CDPATH use is also unaffected. It introduces and environment variable CDDIR which is used as an alternate home directory.
Note: I don't want to alter $HOME because then all my dot files will move.
Change directory to "dir" (using CDPATH if necessary)
Change directory to "dir" (containing folder of "file.txt")
This allows you to cut'n'paste, or use
CDDIR is unset
Change directory to $HOME
Change directory to /home/flatcap/work
For convenience, put the command, and the following, in your .bashrc or .bash_profile
Normally the bash builtin command 'set' displays all vars and functions. This just shows the vars. Useful if you want to see different output then env or declare or export.
Alias 'sete' shows sets variables
alias sete='set|sed -n "/^`declare -F|sed -n "s/^declare -f \(.*\)/\1 ()/p;q"`/q;p"'
Alias setf shows the functions.
alias setf='set|sed -n "/^`declare -F|sed -n "s/^declare -f \(.*\)/\1 ()/p;q"`/,\$p"'
At the very least, some cool sed commands!
From my .bash_profile http://www.askapache.com/linux-unix/bash_profile-functions-advanced-shell.html
Turn shell tracing and verbosity (set -xv) on/off in any Bourne-type shell
If either -x or -v is set, the function turns them both off.
If neither is on, both are turned on.
Running this command turns shell tracing and shell verbose debugging on or off. Not only does it do that, it also uses your terminals builtin method of setting colors to make debugging much easier.
It looks at the current shell options contained in the $- special bash variable and that lets this function set the opposite of the current value.

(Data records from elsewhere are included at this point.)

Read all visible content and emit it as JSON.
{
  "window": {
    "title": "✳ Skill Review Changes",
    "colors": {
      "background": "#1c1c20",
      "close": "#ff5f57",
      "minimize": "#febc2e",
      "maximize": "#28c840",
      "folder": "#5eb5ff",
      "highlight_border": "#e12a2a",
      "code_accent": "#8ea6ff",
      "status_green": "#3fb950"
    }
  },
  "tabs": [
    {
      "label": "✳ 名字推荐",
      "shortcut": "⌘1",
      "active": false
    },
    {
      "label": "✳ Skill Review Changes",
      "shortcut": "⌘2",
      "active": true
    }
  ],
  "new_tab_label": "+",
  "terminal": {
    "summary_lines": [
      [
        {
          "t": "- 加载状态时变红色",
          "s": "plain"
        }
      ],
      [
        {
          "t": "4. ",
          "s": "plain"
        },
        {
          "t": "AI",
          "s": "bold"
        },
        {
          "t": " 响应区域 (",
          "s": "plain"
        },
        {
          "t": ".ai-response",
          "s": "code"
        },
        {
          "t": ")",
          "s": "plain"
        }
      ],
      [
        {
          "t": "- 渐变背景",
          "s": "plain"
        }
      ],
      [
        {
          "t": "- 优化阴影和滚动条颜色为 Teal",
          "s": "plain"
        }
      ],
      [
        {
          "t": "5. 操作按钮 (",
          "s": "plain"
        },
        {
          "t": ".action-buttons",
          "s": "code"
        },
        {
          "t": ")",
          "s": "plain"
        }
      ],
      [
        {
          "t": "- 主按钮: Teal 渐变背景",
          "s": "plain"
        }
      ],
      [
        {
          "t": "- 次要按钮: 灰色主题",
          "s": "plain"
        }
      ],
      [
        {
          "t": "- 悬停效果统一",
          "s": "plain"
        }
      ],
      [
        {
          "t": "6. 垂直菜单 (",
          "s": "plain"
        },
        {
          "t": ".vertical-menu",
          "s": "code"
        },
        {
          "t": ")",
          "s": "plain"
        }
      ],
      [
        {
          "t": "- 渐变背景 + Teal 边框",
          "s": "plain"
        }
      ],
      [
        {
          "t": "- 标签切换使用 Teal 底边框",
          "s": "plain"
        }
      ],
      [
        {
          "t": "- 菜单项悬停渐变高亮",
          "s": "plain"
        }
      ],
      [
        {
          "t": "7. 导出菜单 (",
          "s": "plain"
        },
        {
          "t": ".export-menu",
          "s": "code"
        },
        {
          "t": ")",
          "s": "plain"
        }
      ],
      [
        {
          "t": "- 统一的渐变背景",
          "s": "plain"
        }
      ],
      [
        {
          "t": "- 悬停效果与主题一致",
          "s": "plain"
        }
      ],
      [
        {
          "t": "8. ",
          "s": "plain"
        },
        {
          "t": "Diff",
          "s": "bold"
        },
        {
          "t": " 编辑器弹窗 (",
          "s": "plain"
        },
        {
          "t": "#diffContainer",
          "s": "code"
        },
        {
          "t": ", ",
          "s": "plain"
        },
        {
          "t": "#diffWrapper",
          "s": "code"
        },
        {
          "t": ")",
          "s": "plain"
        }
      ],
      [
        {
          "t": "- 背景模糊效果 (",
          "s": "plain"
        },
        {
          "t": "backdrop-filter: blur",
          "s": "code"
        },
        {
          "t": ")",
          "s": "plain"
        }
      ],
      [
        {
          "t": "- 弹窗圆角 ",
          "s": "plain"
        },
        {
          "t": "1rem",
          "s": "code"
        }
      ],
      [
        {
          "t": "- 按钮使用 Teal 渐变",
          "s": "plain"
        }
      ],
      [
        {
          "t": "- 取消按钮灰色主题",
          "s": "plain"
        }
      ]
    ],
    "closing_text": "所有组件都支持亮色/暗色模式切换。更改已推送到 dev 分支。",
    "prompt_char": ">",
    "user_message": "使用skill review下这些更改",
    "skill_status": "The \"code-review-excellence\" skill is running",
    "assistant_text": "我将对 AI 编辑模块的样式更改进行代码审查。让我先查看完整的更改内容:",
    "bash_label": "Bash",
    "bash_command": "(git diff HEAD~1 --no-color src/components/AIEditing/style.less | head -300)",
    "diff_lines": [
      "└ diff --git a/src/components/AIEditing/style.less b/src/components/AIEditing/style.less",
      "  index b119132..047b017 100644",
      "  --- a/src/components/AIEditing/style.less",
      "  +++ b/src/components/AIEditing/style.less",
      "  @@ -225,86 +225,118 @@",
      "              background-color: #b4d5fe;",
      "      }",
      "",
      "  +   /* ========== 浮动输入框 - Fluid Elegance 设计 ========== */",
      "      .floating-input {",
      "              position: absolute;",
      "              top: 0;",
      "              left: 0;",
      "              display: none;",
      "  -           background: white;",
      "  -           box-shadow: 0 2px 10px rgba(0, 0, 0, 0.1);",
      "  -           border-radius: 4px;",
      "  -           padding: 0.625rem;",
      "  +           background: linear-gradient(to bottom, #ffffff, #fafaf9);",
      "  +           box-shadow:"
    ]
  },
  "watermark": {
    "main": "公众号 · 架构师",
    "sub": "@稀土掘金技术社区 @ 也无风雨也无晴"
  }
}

So from the shell you could do a:
setx; echo "y" | ( cat -t ) | echo "d"; setx
and it will turn on debbuggin.
This is an amazingly useful function that is perfect to add system-wide by adding it to /etc/profile or /etc/bashrc.. You can run it from the shell, and you can also use it in your shell scripts like my .bash_profile - http://www.askapache.com/linux-unix/bash_profile-functions-advanced-shell.html